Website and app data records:
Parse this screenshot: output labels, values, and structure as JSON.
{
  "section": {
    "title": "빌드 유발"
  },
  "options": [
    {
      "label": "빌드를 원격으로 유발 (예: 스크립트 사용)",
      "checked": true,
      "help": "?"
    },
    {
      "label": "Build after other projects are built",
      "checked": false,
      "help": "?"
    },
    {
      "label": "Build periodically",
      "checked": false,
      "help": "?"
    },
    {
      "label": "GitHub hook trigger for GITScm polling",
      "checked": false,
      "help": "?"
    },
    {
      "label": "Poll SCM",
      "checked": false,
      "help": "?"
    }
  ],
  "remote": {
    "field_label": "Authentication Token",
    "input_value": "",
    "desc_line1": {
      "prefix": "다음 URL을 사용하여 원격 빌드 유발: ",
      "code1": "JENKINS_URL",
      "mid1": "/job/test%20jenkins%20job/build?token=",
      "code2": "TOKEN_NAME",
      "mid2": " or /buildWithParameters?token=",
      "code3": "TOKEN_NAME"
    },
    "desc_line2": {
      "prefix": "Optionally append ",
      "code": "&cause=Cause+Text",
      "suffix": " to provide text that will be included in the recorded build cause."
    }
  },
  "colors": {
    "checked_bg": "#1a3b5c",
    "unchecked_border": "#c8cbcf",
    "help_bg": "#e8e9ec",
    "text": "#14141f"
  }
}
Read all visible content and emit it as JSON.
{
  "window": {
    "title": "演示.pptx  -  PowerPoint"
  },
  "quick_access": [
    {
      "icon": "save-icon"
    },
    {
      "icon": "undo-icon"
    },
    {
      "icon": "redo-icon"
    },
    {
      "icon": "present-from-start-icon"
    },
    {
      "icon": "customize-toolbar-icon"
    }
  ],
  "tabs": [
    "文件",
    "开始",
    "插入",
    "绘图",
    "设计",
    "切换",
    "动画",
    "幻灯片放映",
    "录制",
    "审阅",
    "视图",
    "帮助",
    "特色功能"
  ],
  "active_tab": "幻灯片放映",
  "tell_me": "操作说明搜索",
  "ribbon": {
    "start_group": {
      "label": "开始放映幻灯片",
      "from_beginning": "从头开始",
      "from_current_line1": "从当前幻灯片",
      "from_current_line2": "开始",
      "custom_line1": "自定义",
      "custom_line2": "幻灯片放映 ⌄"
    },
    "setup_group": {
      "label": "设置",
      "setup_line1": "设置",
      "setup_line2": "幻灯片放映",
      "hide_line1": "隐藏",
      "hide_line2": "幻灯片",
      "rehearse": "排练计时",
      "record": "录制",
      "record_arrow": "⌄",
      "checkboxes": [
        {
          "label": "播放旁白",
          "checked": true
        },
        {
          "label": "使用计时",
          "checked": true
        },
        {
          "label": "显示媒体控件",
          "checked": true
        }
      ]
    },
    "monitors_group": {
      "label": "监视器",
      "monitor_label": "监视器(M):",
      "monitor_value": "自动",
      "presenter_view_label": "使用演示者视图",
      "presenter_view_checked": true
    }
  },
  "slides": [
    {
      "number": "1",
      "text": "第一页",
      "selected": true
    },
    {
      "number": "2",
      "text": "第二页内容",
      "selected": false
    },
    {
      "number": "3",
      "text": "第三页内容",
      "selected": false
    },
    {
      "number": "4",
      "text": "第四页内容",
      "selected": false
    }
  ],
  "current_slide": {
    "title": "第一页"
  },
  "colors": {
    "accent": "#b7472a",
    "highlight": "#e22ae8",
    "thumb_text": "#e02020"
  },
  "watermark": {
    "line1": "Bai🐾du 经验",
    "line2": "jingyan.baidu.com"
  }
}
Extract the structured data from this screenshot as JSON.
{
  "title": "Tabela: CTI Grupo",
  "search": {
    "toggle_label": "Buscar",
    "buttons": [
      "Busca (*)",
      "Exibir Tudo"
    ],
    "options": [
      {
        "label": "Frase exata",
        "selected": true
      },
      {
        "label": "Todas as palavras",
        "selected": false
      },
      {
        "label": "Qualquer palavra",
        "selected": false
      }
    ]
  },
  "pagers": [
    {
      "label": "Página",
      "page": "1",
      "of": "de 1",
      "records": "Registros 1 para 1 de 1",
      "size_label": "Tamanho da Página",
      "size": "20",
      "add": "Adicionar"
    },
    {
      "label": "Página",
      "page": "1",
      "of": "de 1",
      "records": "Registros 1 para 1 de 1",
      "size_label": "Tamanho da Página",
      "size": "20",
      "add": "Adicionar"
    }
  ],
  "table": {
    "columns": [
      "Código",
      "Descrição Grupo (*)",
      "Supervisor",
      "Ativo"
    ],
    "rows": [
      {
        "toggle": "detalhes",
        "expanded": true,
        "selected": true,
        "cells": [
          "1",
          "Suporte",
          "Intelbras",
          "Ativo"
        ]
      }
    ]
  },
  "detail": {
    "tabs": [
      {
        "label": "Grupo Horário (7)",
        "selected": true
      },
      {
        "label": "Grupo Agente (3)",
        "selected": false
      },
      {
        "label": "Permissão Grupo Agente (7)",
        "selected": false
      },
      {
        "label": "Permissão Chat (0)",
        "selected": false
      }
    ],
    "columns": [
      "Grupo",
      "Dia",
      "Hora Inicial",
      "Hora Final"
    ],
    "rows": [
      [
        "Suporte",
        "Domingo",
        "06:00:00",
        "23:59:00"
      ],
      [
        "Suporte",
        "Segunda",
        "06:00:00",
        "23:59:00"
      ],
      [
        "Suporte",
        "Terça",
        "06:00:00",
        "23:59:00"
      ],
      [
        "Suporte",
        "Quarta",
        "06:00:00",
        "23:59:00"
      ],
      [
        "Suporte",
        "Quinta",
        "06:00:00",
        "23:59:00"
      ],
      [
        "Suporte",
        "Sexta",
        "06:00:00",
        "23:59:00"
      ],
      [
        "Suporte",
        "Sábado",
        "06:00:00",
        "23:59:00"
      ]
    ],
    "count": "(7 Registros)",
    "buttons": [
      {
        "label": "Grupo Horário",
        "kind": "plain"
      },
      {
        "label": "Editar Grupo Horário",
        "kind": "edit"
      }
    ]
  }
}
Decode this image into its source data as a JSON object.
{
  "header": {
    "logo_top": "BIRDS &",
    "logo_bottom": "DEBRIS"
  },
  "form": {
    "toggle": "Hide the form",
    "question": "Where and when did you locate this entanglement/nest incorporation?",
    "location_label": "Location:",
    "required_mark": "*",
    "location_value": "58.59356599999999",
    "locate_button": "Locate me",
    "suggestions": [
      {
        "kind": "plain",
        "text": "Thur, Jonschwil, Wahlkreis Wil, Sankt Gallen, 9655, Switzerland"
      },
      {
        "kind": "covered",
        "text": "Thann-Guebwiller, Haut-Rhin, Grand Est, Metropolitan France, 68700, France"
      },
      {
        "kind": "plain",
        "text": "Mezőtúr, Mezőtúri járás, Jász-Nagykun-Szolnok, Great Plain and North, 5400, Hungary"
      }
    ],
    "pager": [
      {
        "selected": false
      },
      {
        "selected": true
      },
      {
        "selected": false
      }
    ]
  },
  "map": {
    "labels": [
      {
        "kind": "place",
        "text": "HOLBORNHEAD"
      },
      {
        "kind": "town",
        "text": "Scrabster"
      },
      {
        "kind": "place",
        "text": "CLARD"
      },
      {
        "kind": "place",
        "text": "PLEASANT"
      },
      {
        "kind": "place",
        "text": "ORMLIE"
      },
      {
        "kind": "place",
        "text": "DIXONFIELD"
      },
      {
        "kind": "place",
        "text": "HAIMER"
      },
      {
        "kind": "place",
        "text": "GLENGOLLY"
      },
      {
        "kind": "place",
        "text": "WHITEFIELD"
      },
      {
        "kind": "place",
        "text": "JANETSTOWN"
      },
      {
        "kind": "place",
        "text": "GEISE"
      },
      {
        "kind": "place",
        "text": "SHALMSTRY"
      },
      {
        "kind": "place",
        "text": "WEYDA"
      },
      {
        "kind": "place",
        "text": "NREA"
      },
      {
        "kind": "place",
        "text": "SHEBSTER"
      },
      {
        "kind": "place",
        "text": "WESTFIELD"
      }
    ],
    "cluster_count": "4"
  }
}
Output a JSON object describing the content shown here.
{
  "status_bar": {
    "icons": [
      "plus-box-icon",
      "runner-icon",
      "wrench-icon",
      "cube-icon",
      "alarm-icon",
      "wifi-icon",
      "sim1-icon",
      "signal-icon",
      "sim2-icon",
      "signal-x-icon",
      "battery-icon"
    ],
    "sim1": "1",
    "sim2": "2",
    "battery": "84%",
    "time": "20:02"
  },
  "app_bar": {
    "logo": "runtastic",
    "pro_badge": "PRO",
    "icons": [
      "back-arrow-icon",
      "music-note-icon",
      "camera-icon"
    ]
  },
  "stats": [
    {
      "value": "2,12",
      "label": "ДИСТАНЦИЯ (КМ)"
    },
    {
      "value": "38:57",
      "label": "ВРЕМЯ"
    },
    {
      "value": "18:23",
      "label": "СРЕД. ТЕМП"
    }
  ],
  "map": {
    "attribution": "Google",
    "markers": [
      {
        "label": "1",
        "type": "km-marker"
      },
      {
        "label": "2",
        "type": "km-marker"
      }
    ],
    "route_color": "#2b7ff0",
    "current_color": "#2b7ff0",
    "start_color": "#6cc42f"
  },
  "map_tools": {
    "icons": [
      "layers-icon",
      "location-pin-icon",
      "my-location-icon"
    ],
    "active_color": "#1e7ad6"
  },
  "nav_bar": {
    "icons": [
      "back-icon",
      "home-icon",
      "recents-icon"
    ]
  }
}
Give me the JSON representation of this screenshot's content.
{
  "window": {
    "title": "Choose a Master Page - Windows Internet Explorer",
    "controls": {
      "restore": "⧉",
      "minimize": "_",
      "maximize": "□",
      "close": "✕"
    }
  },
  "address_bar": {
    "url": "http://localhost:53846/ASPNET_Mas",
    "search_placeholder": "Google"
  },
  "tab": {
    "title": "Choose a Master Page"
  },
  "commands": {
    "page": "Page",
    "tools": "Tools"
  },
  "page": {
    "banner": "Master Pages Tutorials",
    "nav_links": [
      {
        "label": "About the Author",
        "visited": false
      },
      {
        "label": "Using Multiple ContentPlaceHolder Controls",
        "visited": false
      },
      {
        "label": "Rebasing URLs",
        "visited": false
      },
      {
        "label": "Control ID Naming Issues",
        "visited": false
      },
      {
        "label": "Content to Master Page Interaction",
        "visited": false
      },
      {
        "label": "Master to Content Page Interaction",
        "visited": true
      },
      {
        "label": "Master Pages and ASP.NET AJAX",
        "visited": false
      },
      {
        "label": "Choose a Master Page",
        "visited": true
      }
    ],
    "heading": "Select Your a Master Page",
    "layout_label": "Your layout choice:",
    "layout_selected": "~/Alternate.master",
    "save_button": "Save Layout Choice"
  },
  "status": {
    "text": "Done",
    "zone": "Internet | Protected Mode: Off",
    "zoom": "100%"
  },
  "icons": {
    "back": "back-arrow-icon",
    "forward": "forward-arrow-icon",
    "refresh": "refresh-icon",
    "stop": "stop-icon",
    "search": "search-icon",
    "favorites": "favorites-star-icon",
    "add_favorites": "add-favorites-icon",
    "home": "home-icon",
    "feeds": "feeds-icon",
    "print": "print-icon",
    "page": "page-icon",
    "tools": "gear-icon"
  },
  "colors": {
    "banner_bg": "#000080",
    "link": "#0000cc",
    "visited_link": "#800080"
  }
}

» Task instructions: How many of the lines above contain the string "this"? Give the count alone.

» Task response: 5